The team has lovingly dubbed me the team youth pastor. This came about due in part to my Bible reading, coffee chugging, and worship music playlist. They also noted something about my overall vibe being that of a youth pastor. Anyway, this youth pastor was talking with a teammate about our old youth groups. Remembering all the fun times that I had at youth group, I started flipping through my Bible for some more inspiration for my blog post, and I stumbled across this verse;
"God met me more than halfway; he freed me from my anxious fears." - Psalm 34:4
Scribbled in the margins, I had written;
"Lay down your fear and pick up something else. It's still there, but it isn't stopping you."
Fear, anger, frustration, grief, disgust, disappointment, and shame. We all have experienced these emotions in one way or another. Typically, we would refer to these emotions as “bad emotions.”
I think that our emotions can be extremely valuable teachers, but if left unchecked, they can become things that stand in our way. There is this idea that there are good emotions, like joy, love, and gratitude; likewise, there are bad emotions, like anger, sadness, and frustration. Susan Davis, who is an award-winning Harvard Medical School Psychologist among other things, challenges this idea by stating that, "Emotions are normal. Emotions are beautiful. There's no good or bad emotion." The problem occurs when we refuse to visit our so-called "bad emotions." Instead of disappearing, they sit and brood, building up over time until we explode. Eventually, they become roadblocks to our better selves.
I have a bad habit of trying to ignore those strong emotions and try to brush them off. I would try and push down sadness and bottle it up as if that would help me at all. I'm sure I am not the only one who does that, though. How many times have we bottled up our emotions and let them hold us back? Do we let it stop us in our tracks? If so, it's time to stop that right now.
The idea that if we are just positive our lives will be perfect needs to be dispelled immediately. Countless researchers and philosophers have noted that in order to live a full and joyful life we will have to experience the good and the bad.
Think about a painful experience that you have had. Go ahead and write this down if you want. Maybe it was disappointing your parents, getting heartbroken, getting stood up by your friends, hearing people gossiping about you, getting told no, feeling alone, or not feeling good enough. What emotions did you feel when that happened?
Like we said earlier, our emotions are valuable teachers. Dr. Susan Davis tells us that our emotions signpost our values. They reflect what we care about. For example:
If we get angry when we fail a test we thought was easy, we value achieving goals and learning.
If we are sad when we hear someone telling a lie about us, we value friendship and connection.
If we are mad when we see someone getting bullied, we know that we value justice and kindness.
Go back to that experience that you wrote down and the emotions you felt. What do those emotions teach us about ourselves? What are they signposting for you?
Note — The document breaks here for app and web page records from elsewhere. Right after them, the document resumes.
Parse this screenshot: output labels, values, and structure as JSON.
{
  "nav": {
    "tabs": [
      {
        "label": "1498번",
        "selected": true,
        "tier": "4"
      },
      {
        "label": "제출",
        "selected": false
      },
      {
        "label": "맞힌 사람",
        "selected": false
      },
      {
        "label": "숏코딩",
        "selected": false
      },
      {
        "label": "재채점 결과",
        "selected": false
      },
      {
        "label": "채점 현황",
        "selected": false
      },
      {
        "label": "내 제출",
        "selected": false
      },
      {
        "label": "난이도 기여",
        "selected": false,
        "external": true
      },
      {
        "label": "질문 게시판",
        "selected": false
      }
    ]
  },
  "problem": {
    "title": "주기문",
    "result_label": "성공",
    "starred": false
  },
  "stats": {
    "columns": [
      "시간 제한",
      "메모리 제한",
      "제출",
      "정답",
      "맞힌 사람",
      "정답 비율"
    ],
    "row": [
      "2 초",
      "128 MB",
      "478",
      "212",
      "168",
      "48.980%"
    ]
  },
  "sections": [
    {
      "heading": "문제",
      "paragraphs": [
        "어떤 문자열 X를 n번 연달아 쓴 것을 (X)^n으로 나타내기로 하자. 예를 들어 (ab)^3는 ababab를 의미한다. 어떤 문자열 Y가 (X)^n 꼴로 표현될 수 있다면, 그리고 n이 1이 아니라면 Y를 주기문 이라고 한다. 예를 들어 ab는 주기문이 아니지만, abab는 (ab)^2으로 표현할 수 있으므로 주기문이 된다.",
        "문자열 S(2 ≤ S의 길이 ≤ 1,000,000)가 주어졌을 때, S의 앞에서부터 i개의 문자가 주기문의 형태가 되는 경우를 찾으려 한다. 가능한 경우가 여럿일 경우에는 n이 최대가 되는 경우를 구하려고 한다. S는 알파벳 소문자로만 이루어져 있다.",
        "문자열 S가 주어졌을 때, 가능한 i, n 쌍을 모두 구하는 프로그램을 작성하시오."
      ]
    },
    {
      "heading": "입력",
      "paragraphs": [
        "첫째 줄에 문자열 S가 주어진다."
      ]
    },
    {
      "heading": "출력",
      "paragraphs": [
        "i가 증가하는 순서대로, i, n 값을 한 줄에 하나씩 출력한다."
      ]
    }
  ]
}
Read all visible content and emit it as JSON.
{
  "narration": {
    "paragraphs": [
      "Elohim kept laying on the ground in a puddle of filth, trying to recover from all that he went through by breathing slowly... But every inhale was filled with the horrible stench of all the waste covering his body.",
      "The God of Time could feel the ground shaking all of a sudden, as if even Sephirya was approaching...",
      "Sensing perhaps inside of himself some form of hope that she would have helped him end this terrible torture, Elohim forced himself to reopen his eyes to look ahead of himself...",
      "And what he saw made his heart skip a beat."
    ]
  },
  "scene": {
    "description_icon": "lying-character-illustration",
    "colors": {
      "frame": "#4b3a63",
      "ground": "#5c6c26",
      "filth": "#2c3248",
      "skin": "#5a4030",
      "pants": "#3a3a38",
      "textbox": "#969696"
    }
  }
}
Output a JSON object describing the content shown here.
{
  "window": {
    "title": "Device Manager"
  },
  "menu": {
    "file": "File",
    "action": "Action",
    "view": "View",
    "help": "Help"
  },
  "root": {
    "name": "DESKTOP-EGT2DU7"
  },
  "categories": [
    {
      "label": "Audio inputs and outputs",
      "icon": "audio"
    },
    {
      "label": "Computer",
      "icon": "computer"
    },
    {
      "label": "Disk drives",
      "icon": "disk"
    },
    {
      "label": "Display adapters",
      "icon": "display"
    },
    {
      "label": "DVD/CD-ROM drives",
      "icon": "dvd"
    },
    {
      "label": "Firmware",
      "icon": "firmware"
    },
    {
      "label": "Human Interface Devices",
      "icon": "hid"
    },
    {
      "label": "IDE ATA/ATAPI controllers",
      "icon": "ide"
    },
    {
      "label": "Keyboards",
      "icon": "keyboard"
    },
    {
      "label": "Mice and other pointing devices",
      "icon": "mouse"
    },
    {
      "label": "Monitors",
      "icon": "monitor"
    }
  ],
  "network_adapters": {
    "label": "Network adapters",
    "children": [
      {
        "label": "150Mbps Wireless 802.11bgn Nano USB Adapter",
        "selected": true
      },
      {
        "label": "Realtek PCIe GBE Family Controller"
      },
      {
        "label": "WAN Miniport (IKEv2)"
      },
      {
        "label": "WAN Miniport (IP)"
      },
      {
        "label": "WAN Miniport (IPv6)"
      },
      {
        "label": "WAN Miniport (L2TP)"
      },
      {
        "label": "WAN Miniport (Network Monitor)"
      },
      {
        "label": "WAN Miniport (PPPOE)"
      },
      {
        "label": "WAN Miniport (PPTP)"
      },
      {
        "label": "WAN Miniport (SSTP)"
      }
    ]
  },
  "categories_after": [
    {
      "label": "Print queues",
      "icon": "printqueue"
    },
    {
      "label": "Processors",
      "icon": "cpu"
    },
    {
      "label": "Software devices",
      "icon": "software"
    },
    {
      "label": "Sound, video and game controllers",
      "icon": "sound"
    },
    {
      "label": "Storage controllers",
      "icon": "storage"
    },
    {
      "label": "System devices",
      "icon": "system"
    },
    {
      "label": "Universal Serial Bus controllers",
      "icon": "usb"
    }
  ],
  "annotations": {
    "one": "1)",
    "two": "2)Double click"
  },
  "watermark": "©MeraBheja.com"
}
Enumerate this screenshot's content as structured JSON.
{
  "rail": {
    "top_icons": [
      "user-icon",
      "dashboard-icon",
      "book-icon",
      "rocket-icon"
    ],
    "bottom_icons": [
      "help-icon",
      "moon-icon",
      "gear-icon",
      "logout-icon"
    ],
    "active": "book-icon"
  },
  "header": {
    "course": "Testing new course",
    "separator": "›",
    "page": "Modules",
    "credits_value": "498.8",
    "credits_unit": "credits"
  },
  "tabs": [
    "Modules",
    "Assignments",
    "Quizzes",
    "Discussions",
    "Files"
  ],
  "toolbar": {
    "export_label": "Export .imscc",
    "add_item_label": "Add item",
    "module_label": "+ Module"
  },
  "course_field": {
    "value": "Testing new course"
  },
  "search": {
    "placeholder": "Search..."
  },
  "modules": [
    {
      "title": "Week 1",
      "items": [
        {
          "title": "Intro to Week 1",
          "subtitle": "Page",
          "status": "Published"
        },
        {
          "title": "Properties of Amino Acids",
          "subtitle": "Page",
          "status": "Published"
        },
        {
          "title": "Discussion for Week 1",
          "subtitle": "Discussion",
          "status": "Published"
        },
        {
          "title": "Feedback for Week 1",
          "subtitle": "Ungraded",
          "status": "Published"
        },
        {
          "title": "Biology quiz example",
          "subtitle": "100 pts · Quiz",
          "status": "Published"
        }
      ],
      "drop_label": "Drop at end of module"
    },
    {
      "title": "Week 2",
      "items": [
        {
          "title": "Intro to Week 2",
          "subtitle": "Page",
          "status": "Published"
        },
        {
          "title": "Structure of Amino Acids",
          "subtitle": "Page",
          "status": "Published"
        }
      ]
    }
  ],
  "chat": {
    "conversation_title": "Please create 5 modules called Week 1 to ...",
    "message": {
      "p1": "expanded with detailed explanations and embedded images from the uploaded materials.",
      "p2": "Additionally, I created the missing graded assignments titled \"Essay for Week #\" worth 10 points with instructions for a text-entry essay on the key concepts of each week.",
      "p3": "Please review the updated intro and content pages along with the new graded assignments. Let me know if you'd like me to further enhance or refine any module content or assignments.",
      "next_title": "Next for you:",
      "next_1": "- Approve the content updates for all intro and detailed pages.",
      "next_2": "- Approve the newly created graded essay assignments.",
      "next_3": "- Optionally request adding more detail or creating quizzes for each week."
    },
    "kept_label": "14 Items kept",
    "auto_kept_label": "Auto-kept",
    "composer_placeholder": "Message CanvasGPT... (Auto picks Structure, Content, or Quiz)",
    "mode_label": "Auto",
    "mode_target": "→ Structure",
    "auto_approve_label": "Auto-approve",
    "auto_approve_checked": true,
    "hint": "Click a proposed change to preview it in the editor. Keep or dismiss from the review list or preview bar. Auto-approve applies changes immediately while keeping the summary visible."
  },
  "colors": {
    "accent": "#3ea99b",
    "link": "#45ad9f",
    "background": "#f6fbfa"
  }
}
Our emotions signpost our values. We have to take the time to sit with these emotions and learn what they are trying to teach us. Trust me; I was never a fan of all these emotions and vulnerability. When I first watched Brene Brown's Call to Courage on Netflix, I thought it was ridiculous. But as my Past State Officer mentor has taught me, our emotions are powerful tools to learn about ourselves. If we take the time to ask ourselves those hard questions and know about our values, we will become better leaders and better versions of ourselves to unpack the complex emotions.
Our lives, including the good, the bad, and the ugly, are a part of a much broader story at work. Loss, pain, joy, humiliation, grief, gratitude, and excitement are all a part of it. So let's stop bottling up those emotions. I had to learn this the hard way. I tried to engineer a solution where I didn't have to deal with my complicated emotions and I failed miserably. Earlier I wrote, "lay down your fear and pick up something else. It's still there, but it isn't stopping you." Now I challenge you to do the same. Lay down that fear, hate, and frustration. Don't disregard it, don't ignore it, and don't block it out. Our emotions are normal. They are beautiful things. Embrace these emotions. Your future self will thank you.
Owning the emotions,